The trail follows the river, elevated high above it for the next couple of miles.
There are many areas along here where the trail traverses steep hillsides, the river rushing just below.
Although the trail is somewhat narrow and the hillside has a somewhat extreme angle to it, the ride is mostly smooth and fast paced. Small short climbs now and then, but for the most part level or downhill. Not so much downhill that you can coast all the way, but downhill so that as you peddle there is almost no resistance.
On my second ride down this trail, I came around a bend just as the trail approached the river and hit an overhanging tree with my shoulder. This knocked me off balance and I had to drop from my bike to my feet as I applied the brakes. My stop was just inches from the edge of the trail and what would have been a rough tumble.
The rivers path moves away from the steep hillside and the terrain becomes flatter. The trail is still mostly a downhill run, light peddling with a couple of small uphill climbs.
After a couple more miles there is a forest road that the trail crosses then soon after that a creek crossing.
Then the trail moves up onto a road for about half a mile. This section being very easy to ride.
At the end of the section of double track (road) there is a gate and the trail drops back into the woods.
The bridge crossings are all single log bridges with a guard rail on one side. I would suggest when crossing these types of bridges, just stand the bike up on the back wheel and guide it across, holding the handle bars just as you would if you were riding.
More of the same well defined moderately wide trail that is easy to ride. A few slightly technical spots running amongst tree roots and rocks.
The trail is soon intersected by a forest road at the point that it crosses to the south side of the river.
This is an easy place to get misguided. I did not see any signs, and there were two exits from the woods. The trail split just as the road became visible from the forest. Both sections of trail crossed the road and looked "kinda" like they were the trail.
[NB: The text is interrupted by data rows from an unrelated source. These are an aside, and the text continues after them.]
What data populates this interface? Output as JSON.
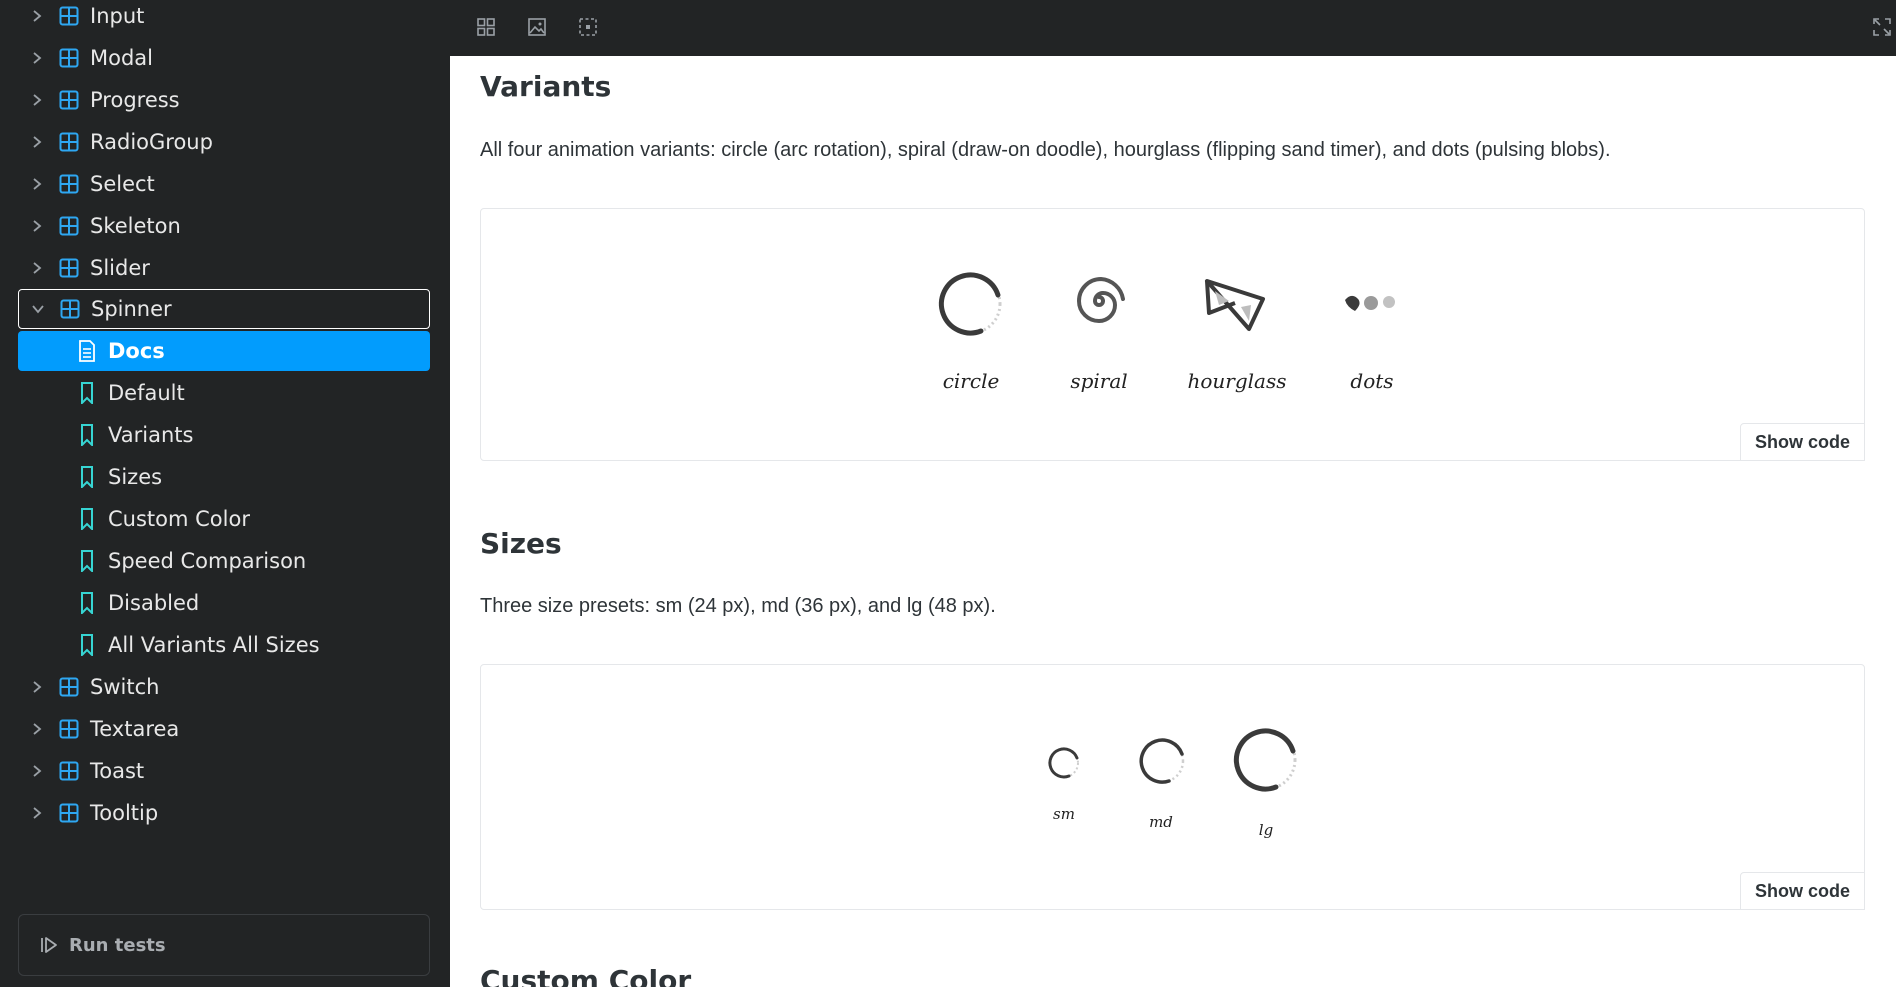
{
  "sidebar": {
    "items": [
      {
        "label": "Input"
      },
      {
        "label": "Modal"
      },
      {
        "label": "Progress"
      },
      {
        "label": "RadioGroup"
      },
      {
        "label": "Select"
      },
      {
        "label": "Skeleton"
      },
      {
        "label": "Slider"
      },
      {
        "label": "Spinner",
        "expanded": true
      },
      {
        "label": "Docs",
        "selected": true
      },
      {
        "label": "Default"
      },
      {
        "label": "Variants"
      },
      {
        "label": "Sizes"
      },
      {
        "label": "Custom Color"
      },
      {
        "label": "Speed Comparison"
      },
      {
        "label": "Disabled"
      },
      {
        "label": "All Variants All Sizes"
      },
      {
        "label": "Switch"
      },
      {
        "label": "Textarea"
      },
      {
        "label": "Toast"
      },
      {
        "label": "Tooltip"
      }
    ],
    "run_tests_label": "Run tests"
  },
  "toolbar": {
    "icons": [
      "grid-icon",
      "image-icon",
      "outline-icon",
      "fullscreen-icon"
    ]
  },
  "main": {
    "variants": {
      "heading": "Variants",
      "description": "All four animation variants: circle (arc rotation), spiral (draw-on doodle), hourglass (flipping sand timer), and dots (pulsing blobs).",
      "labels": [
        "circle",
        "spiral",
        "hourglass",
        "dots"
      ],
      "show_code": "Show code"
    },
    "sizes": {
      "heading": "Sizes",
      "description": "Three size presets: sm (24 px), md (36 px), and lg (48 px).",
      "labels": [
        "sm",
        "md",
        "lg"
      ],
      "show_code": "Show code"
    },
    "next_heading": "Custom Color"
  },
  "colors": {
    "sidebar_bg": "#222425",
    "accent": "#029cfd",
    "icon_blue": "#2ea7f2",
    "bookmark_teal": "#37d5d3"
  }
}
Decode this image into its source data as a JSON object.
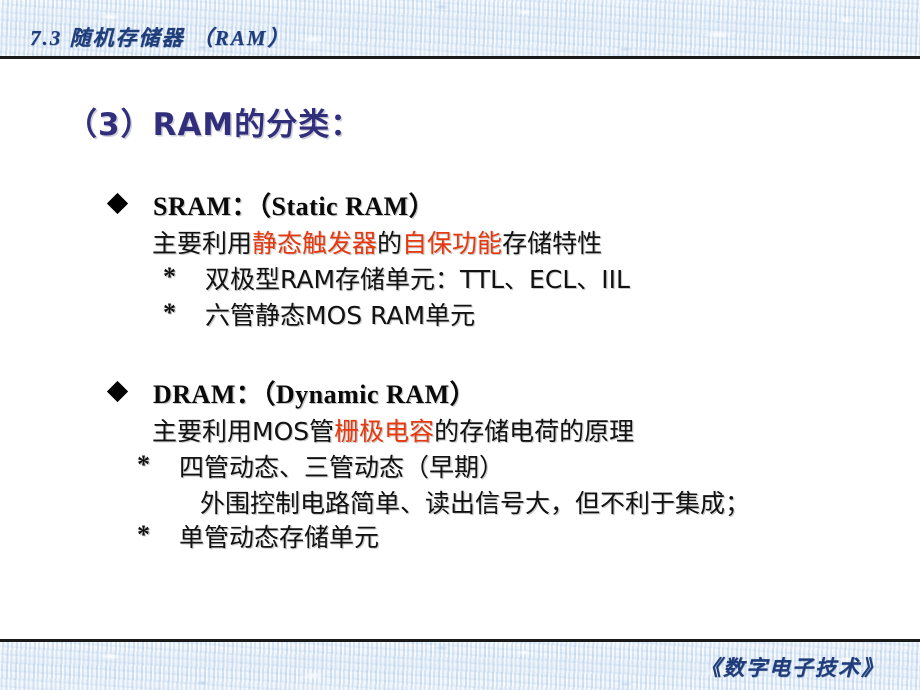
{
  "slide": {
    "header_title": "7.3  随机存储器 （RAM）",
    "footer_title": "《数字电子技术》",
    "section_heading": "（3）RAM的分类：",
    "colors": {
      "band_background": "#dfe9f5",
      "band_border": "#1a1a1a",
      "header_text": "#1f3d7a",
      "heading_text": "#312e7c",
      "body_text": "#121212",
      "highlight_red": "#e8380d",
      "slide_background": "#ffffff"
    }
  },
  "blocks": [
    {
      "id": "sram",
      "bullet_icon": "diamond-bullet-icon",
      "heading": "SRAM：（Static RAM）",
      "description_runs": [
        {
          "text": "主要利用",
          "color": "black"
        },
        {
          "text": "静态触发器",
          "color": "red"
        },
        {
          "text": "的",
          "color": "black"
        },
        {
          "text": "自保功能",
          "color": "red"
        },
        {
          "text": "存储特性",
          "color": "black"
        }
      ],
      "sub_items": [
        {
          "mark": "*",
          "text": "双极型RAM存储单元：TTL、ECL、IIL"
        },
        {
          "mark": "*",
          "text": "六管静态MOS RAM单元"
        }
      ]
    },
    {
      "id": "dram",
      "bullet_icon": "diamond-bullet-icon",
      "heading": "DRAM：（Dynamic RAM）",
      "description_runs": [
        {
          "text": "主要利用MOS管",
          "color": "black"
        },
        {
          "text": "栅极电容",
          "color": "red"
        },
        {
          "text": "的存储电荷的原理",
          "color": "black"
        }
      ],
      "sub_items": [
        {
          "mark": "*",
          "text": "四管动态、三管动态（早期）"
        },
        {
          "mark": "",
          "text": "外围控制电路简单、读出信号大，但不利于集成；"
        },
        {
          "mark": "*",
          "text": "单管动态存储单元"
        }
      ]
    }
  ]
}
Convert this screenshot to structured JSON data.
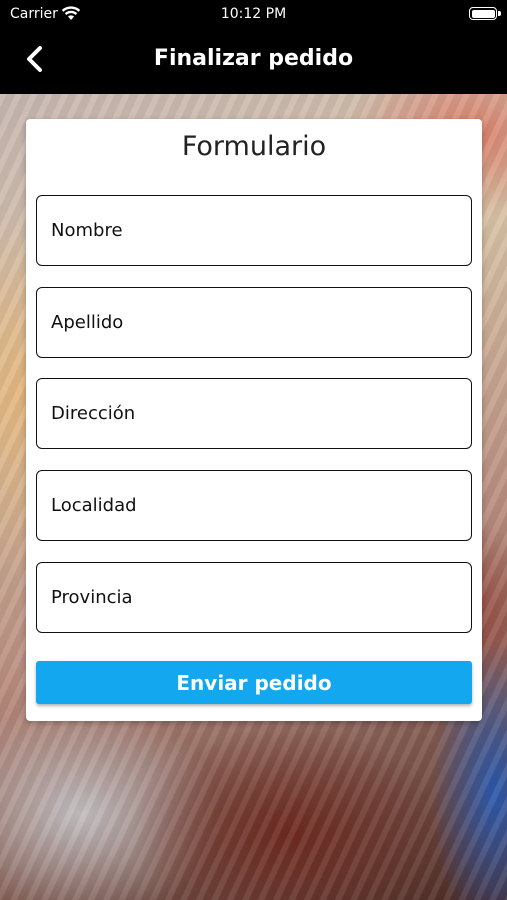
{
  "status_bar": {
    "carrier": "Carrier",
    "time": "10:12 PM",
    "wifi_icon": "wifi-icon",
    "battery_icon": "battery-icon"
  },
  "nav": {
    "title": "Finalizar pedido",
    "back_icon": "chevron-left-icon"
  },
  "form": {
    "title": "Formulario",
    "fields": [
      {
        "placeholder": "Nombre",
        "value": ""
      },
      {
        "placeholder": "Apellido",
        "value": ""
      },
      {
        "placeholder": "Dirección",
        "value": ""
      },
      {
        "placeholder": "Localidad",
        "value": ""
      },
      {
        "placeholder": "Provincia",
        "value": ""
      }
    ],
    "submit_label": "Enviar pedido"
  },
  "colors": {
    "accent": "#12a7ef",
    "nav_background": "#000000",
    "card_background": "#ffffff"
  }
}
I picked up the trail just a few feet from the south end of the bridge. That is after a couple of false starts down through the woods on the north side of the river.
The false trails on the north side of the river are trails, fisherman trails.
When you look across the bride, highway 126 is so close to the river it doesn't look as though a trail could be over there, but it is.
The trail runs right next to the road for a ways, the traffic noise is loud, as the cars and trucks roar by.
Back at the forest road crossing I had picked up another rider who was also confused here, we rode along for about a quarter mile until we came to another road.
There was a rider sitting by the trail here and he asked if we knew how much further it was to Paradise. Since neither of us had ridden the trail before we had no answer for him. He joined us as we rode on down the trail.
There was another creek crossing and we hit another road where we met a family on bikes. We asked them if they knew where Paradise was, and they didn't, we rode on.
A very short distance later and we could see a camping area. The trail split here and we rode toward the tents and trailers we could see through the trees.
As we entered the park, we asked some campers if this was Paradise, and they replied that paradise was another five miles down the trail. This was Belknap Park.
Skeptical, or just not wanting to believe we had another five miles to go, we rode on until we ran into a young man and woman walking along the road. When we asked them, the young man told us we had to go back the way we came and pick up the trail outside the park. He said that Paradise campground was a few miles further down the trail.
Paradise, a few more miles, it was indeed. We rode on, the others stopped for some reason, so I kept on at a steady pace. Crossing another bridge and climbing up over another ridge. Thinking at the time this was some beautiful trail and I wish I wasn't so tired, I know I would enjoy it
The last few miles are pristine single track that runs back a ways from the river. I have on other trips ridden out and back rides from Paradise Park and find this trail a lot of fun.
Ride report July 7 2012